== EXERCISE GOAL ==
Show, from the entries below, every line in which "Restriction" appears.

Items from an interface collection:
========================================

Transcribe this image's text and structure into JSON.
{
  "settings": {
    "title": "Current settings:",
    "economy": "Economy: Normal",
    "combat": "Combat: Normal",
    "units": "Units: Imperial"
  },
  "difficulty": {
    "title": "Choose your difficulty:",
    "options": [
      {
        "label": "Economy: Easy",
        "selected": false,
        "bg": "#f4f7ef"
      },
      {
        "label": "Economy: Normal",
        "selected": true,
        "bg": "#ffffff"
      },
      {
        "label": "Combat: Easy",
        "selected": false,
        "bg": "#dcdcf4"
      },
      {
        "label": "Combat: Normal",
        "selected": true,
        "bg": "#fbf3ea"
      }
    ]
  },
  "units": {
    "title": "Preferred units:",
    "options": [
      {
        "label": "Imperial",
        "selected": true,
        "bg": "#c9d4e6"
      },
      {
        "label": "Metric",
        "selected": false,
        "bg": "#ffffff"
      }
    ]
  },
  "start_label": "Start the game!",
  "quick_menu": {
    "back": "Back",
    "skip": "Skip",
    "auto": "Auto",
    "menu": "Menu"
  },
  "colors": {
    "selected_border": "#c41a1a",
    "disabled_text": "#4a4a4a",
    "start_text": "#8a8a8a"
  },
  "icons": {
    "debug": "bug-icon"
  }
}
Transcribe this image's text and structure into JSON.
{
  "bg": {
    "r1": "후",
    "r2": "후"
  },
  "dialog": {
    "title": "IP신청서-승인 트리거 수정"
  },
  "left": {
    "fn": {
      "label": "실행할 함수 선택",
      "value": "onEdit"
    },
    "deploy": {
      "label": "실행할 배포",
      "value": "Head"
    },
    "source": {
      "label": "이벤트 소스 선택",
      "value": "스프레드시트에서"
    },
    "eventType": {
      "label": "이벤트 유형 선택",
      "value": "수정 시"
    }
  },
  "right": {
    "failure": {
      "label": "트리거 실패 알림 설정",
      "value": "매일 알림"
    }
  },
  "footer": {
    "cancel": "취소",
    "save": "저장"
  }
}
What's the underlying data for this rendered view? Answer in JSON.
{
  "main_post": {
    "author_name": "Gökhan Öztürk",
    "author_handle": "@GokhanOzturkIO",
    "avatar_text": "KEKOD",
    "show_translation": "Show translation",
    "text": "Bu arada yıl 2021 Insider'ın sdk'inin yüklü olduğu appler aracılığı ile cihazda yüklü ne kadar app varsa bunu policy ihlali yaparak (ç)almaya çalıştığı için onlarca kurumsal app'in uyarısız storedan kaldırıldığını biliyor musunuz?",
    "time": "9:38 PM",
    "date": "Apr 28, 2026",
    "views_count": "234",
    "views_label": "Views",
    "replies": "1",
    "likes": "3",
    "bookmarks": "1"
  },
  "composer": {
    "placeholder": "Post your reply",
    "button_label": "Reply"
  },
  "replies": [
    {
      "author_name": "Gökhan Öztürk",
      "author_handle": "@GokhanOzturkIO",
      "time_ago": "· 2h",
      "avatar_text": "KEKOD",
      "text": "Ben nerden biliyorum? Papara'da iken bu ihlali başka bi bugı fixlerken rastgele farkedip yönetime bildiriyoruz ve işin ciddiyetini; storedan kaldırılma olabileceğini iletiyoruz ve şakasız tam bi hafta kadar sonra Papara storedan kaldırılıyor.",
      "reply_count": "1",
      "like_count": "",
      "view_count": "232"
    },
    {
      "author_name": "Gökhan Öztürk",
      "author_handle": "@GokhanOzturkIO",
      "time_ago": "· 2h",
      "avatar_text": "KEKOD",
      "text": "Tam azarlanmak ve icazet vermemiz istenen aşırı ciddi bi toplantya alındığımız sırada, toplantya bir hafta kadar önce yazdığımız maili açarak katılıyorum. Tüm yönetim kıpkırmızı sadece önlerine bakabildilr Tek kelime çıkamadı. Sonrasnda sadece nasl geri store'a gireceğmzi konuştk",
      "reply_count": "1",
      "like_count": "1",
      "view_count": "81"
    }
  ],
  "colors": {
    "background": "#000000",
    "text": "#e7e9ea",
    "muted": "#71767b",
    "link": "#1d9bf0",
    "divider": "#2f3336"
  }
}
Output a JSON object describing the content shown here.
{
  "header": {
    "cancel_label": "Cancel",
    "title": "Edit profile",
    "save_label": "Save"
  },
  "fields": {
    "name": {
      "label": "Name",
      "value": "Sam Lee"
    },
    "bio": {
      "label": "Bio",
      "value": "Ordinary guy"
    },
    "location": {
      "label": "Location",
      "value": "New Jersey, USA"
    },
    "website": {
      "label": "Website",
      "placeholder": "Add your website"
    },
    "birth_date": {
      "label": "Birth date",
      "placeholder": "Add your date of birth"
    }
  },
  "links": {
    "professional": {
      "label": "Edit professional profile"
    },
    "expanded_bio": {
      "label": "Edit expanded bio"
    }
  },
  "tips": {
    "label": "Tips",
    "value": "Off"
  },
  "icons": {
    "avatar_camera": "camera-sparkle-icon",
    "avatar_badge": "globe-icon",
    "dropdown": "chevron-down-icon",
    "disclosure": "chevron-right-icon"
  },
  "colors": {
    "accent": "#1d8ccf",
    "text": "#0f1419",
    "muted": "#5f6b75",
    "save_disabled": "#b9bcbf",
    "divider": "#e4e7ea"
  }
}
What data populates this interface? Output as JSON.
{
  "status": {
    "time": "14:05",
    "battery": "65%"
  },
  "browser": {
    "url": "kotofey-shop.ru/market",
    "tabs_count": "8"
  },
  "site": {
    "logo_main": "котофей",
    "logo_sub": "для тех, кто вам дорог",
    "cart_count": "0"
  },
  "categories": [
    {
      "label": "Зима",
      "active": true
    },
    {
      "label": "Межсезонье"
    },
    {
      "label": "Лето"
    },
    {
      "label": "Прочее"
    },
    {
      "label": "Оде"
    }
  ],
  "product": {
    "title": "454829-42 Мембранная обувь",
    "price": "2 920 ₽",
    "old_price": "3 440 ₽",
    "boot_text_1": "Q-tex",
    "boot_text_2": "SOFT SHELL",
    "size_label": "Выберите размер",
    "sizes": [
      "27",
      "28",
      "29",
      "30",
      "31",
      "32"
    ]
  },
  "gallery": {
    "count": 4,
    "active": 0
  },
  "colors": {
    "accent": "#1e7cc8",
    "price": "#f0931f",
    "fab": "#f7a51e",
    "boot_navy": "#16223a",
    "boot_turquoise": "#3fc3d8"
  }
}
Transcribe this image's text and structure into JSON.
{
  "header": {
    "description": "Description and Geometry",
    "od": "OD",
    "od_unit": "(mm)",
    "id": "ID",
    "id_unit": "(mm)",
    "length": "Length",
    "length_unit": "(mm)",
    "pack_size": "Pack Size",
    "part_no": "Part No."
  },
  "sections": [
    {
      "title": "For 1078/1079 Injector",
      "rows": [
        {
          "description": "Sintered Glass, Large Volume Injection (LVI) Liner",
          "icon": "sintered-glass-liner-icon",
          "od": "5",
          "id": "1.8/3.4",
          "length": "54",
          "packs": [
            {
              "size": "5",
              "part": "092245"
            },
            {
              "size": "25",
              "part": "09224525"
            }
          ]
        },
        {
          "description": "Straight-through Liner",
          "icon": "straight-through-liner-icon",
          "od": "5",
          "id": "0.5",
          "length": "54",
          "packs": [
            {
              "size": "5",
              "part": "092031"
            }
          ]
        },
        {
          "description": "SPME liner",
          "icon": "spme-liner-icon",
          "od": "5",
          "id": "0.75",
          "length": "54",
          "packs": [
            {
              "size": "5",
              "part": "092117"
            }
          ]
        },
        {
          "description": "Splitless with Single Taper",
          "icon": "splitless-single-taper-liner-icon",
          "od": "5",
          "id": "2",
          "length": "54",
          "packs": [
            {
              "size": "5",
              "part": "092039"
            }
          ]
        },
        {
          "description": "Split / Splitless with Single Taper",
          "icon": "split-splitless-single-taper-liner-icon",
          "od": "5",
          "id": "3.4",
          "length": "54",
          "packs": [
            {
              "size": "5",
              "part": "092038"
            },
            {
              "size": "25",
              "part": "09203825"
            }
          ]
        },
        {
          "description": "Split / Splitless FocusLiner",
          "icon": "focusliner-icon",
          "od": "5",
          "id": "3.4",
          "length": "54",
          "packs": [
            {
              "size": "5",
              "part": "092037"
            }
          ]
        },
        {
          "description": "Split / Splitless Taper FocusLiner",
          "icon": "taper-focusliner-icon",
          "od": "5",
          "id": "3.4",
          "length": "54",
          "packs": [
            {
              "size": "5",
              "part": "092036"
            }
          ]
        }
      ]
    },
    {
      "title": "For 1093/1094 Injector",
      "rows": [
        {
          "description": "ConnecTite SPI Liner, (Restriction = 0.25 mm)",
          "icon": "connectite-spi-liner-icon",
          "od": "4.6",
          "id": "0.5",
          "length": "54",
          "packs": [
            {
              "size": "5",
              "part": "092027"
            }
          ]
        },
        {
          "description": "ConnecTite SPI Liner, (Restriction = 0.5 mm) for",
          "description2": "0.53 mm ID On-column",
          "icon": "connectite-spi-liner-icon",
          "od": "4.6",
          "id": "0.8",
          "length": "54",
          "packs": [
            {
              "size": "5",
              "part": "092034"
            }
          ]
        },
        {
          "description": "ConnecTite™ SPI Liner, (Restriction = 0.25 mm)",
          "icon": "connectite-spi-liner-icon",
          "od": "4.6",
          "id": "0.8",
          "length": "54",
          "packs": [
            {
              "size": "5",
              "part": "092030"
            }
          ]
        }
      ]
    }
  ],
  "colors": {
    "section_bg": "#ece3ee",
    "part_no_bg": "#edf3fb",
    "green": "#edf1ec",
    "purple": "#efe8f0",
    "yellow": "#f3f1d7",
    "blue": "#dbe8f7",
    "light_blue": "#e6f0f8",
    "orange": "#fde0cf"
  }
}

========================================

== ANSWER TO THE EXERCISE ==
          "description": "ConnecTite SPI Liner, (Restriction = 0.25 mm)",
          "description": "ConnecTite SPI Liner, (Restriction = 0.5 mm) for",
          "description": "ConnecTite™ SPI Liner, (Restriction = 0.25 mm)",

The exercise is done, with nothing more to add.